Frequently, Ball’s work requires a ground-level introduction to daily finance. A fairly typical client is a new widow whose late husband always handled the money. Ball recalls one particularly bad situation: “She was sitting there for four years with the mail piling up,” she says. “She’d never written a check in her life.” By the time Ball was done, though, her client was sorting through all of her mail, writing checks and even was a devoted user of financial software. “She went from being the victim to being the conqueror,” Ball says with satisfaction.

Within days of our introduction, Ball visits my home and immediately frowns at my desk, piled high with documents and important journalist tools such as fingernail clippers and a rolling pin (don’t ask), as
well as a voluminous but sadly neglected filing system. We spend hours sifting though it, tossing out yellowed health-insurance forms and retirement-plan statements from during the Clinton presidency.

Next, we discuss how I can save money. One of her tips is to call my cable company and threaten to switch to another provider unless it reduces its charges. (Although she seems like a sweet English lady, Ball is no patsy.) She also directs me to call one of my credit-card issuers and demand a lower interest rate and/or to look into a balance-transfer offer that could save on interest. I’m also directed to find out what is in a safe-deposit box I haven’t opened in years.

Protecting clients from vendors who range from the inconsiderate to the predatory is also part of what daily money managers­ do. On the less-drastic end, it’s common ­practice to find clients paying for data plans on cellphones that lack data capabilities or Internet service when they don’t even have a computer. Ball has also encountered outright swindlers who prey on the elderly with offers to repair roofs that don’t need fixing and schemes to gain access to account numbers and other information to facilitate fraud.

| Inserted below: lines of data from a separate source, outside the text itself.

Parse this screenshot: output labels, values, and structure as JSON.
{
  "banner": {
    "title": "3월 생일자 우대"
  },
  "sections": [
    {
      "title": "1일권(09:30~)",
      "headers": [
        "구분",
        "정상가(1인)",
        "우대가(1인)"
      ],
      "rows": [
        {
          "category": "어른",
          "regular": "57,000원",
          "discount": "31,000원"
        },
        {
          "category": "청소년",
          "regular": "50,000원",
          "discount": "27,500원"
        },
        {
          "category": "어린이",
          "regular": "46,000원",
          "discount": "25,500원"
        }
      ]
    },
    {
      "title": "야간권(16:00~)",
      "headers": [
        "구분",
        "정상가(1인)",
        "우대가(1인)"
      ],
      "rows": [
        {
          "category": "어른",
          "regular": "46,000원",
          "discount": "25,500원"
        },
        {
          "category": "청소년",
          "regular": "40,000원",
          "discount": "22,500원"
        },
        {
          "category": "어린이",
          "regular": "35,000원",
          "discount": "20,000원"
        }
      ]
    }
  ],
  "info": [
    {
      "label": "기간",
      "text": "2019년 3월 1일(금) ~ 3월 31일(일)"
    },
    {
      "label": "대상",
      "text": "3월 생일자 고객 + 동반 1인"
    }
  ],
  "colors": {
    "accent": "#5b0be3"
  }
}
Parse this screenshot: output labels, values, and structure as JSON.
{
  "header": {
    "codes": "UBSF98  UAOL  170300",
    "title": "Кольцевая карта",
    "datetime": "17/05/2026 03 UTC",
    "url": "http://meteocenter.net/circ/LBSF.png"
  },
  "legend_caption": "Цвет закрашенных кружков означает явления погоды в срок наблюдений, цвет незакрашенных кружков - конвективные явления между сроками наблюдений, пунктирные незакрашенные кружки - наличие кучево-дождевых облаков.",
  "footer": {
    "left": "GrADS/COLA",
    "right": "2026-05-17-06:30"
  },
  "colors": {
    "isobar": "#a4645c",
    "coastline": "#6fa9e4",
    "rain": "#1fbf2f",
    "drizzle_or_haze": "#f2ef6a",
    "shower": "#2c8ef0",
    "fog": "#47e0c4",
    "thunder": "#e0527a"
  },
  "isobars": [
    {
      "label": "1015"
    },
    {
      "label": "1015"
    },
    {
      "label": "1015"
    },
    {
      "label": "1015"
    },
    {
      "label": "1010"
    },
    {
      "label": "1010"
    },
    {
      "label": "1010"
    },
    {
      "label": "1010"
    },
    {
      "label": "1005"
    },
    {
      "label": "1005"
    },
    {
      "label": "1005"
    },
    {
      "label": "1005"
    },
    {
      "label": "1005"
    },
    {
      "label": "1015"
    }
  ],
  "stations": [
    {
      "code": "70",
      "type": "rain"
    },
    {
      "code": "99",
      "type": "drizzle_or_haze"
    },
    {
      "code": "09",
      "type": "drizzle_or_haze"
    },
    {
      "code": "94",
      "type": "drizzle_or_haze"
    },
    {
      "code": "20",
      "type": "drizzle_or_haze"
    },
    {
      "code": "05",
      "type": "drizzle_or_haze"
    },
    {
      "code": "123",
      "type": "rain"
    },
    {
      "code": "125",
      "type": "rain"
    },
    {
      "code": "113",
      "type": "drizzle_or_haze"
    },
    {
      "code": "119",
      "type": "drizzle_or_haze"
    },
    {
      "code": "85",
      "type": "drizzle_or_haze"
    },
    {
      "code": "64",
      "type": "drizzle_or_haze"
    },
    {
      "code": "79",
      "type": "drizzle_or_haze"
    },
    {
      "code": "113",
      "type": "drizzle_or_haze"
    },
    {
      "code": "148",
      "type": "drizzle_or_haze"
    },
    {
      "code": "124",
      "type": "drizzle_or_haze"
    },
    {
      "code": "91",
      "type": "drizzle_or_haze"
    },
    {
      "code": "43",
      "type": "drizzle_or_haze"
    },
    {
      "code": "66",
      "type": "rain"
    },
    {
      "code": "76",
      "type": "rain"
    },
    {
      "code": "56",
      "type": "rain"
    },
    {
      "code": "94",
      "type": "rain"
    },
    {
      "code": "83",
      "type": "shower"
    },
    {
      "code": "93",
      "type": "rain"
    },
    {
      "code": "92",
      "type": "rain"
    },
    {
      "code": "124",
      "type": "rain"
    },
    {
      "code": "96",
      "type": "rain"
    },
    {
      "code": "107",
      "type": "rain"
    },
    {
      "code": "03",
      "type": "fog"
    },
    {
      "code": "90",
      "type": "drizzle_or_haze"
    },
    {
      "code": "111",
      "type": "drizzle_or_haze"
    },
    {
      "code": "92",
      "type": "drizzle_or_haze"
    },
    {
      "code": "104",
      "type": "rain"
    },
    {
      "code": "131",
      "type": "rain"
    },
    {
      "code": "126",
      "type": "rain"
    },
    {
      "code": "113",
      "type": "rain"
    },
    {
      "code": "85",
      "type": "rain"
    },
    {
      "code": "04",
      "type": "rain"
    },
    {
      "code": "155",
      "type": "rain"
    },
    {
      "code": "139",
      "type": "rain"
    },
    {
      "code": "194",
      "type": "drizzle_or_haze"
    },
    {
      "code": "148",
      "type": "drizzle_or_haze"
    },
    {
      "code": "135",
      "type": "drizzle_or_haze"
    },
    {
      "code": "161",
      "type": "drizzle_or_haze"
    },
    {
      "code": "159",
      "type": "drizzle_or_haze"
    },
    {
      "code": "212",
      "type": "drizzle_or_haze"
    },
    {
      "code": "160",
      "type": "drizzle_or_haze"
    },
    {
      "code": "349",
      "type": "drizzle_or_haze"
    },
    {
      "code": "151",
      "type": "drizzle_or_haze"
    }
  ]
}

Financial abuse of seniors by oppor­tunistic relatives, rip-off artists and organized gangs adds up to about $3 billion a year, according to the 2011 MetLife Study of Elder Financial Abuse. The considerable bounty encourages crooks to create and swap lists of vulnerable people the way catalog companies broker mailing lists, Ball says. As a result, she has clients refer all phone calls pitching services or products to her. The few callers who follow up get short shrift.

“I’m like a bulldog,” she says. “Nobody comes near my seniors.”

In our next meeting, Ball performs one of the most important tasks anyone can do: She compliments my girlfriend on her cup of tea. Coming from an Englishwoman, this means a lot. Trust me. After the pleasantries,­ though, she gets down to business and asks how I did on my assignments. Holding people accountable in this way is a very valuable offering provided by money managers, I suspect, although in my case it makes me a little uneasy, possibly because I haven’t done all my chores. Specifically, I didn’t call my sister (who is a lawyer) to ask about powers of attorney and medical directives.

I did, however, do better on holding the cable company’s feet to the fire — although the service rep eventually convinced me they were already giving me the best deal I could get, and I didn’t follow through on my threat to switch providers because it sounded­ like too much hassle. I did get six months of free Showtime, so that’s something.

I also didn’t call a credit union to inquire about cheap checking or a low-interest loan so I could pay off some credit cards. Fortunately, Ball did. She reports that the credit union is not about to relieve me of my high-interest debts, which I thought showed good judgment if not great compassion. In retaliation, I decide to keep my checking account with my current bank, even though they’ve recently been adding fees for things like air-conditioning the lobby.

I did manage to open the safe-deposit box — and found essentially nothing, though closing it saved me $65 in annual bank fees. And, in a Ball-inspired move for which I will be forever grateful (or for at least the next 18 months), I contacted one of my credit-card companies about a balance transfer. This led to an eventual swap of most of my high-rate debt to a card that offers zero interest for 18 months. This will easily save me several times Ball’s fee ($300, which I hope to put on my expense account — but she doesn’t need to know that).